* The data:
====================

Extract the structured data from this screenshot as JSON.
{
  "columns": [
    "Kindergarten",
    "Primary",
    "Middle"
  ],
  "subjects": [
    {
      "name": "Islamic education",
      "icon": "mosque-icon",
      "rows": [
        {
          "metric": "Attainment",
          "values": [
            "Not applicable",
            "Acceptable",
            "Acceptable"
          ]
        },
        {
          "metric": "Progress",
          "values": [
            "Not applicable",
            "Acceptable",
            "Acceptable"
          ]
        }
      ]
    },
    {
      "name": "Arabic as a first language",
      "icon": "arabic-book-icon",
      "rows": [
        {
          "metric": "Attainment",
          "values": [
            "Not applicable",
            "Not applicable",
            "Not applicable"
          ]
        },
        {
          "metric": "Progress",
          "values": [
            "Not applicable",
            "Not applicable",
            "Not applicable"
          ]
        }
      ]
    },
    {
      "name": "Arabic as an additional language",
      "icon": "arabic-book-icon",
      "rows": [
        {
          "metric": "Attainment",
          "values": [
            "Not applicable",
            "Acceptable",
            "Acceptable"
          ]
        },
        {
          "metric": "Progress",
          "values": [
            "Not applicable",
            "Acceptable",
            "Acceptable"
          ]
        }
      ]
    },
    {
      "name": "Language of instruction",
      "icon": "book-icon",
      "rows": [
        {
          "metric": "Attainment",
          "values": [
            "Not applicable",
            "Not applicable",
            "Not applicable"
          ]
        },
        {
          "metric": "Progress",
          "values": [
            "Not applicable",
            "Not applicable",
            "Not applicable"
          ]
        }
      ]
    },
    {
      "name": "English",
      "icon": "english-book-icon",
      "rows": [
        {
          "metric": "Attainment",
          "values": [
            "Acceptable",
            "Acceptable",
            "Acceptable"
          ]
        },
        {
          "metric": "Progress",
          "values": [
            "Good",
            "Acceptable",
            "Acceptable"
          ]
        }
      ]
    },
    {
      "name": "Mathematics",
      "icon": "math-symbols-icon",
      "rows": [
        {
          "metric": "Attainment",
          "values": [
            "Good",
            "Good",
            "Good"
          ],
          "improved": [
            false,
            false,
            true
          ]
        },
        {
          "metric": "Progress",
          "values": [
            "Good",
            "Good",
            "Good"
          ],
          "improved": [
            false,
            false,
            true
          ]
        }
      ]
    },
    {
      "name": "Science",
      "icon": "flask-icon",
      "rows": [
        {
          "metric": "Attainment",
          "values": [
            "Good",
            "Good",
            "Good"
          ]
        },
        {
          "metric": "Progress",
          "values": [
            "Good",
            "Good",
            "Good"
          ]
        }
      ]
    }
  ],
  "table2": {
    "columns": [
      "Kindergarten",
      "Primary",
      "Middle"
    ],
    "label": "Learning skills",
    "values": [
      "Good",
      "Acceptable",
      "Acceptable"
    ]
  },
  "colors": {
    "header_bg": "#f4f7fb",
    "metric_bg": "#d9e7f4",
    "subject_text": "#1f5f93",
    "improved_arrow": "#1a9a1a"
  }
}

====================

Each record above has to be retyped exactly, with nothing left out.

Extract the structured data from this screenshot as JSON.
{
  "columns": [
    "Kindergarten",
    "Primary",
    "Middle"
  ],
  "subjects": [
    {
      "name": "Islamic education",
      "icon": "mosque-icon",
      "rows": [
        {
          "metric": "Attainment",
          "values": [
            "Not applicable",
            "Acceptable",
            "Acceptable"
          ]
        },
        {
          "metric": "Progress",
          "values": [
            "Not applicable",
            "Acceptable",
            "Acceptable"
          ]
        }
      ]
    },
    {
      "name": "Arabic as a first language",
      "icon": "arabic-book-icon",
      "rows": [
        {
          "metric": "Attainment",
          "values": [
            "Not applicable",
            "Not applicable",
            "Not applicable"
          ]
        },
        {
          "metric": "Progress",
          "values": [
            "Not applicable",
            "Not applicable",
            "Not applicable"
          ]
        }
      ]
    },
    {
      "name": "Arabic as an additional language",
      "icon": "arabic-book-icon",
      "rows": [
        {
          "metric": "Attainment",
          "values": [
            "Not applicable",
            "Acceptable",
            "Acceptable"
          ]
        },
        {
          "metric": "Progress",
          "values": [
            "Not applicable",
            "Acceptable",
            "Acceptable"
          ]
        }
      ]
    },
    {
      "name": "Language of instruction",
      "icon": "book-icon",
      "rows": [
        {
          "metric": "Attainment",
          "values": [
            "Not applicable",
            "Not applicable",
            "Not applicable"
          ]
        },
        {
          "metric": "Progress",
          "values": [
            "Not applicable",
            "Not applicable",
            "Not applicable"
          ]
        }
      ]
    },
    {
      "name": "English",
      "icon": "english-book-icon",
      "rows": [
        {
          "metric": "Attainment",
          "values": [
            "Acceptable",
            "Acceptable",
            "Acceptable"
          ]
        },
        {
          "metric": "Progress",
          "values": [
            "Good",
            "Acceptable",
            "Acceptable"
          ]
        }
      ]
    },
    {
      "name": "Mathematics",
      "icon": "math-symbols-icon",
      "rows": [
        {
          "metric": "Attainment",
          "values": [
            "Good",
            "Good",
            "Good"
          ],
          "improved": [
            false,
            false,
            true
          ]
        },
        {
          "metric": "Progress",
          "values": [
            "Good",
            "Good",
            "Good"
          ],
          "improved": [
            false,
            false,
            true
          ]
        }
      ]
    },
    {
      "name": "Science",
      "icon": "flask-icon",
      "rows": [
        {
          "metric": "Attainment",
          "values": [
            "Good",
            "Good",
            "Good"
          ]
        },
        {
          "metric": "Progress",
          "values": [
            "Good",
            "Good",
            "Good"
          ]
        }
      ]
    }
  ],
  "table2": {
    "columns": [
      "Kindergarten",
      "Primary",
      "Middle"
    ],
    "label": "Learning skills",
    "values": [
      "Good",
      "Acceptable",
      "Acceptable"
    ]
  },
  "colors": {
    "header_bg": "#f4f7fb",
    "metric_bg": "#d9e7f4",
    "subject_text": "#1f5f93",
    "improved_arrow": "#1a9a1a"
  }
}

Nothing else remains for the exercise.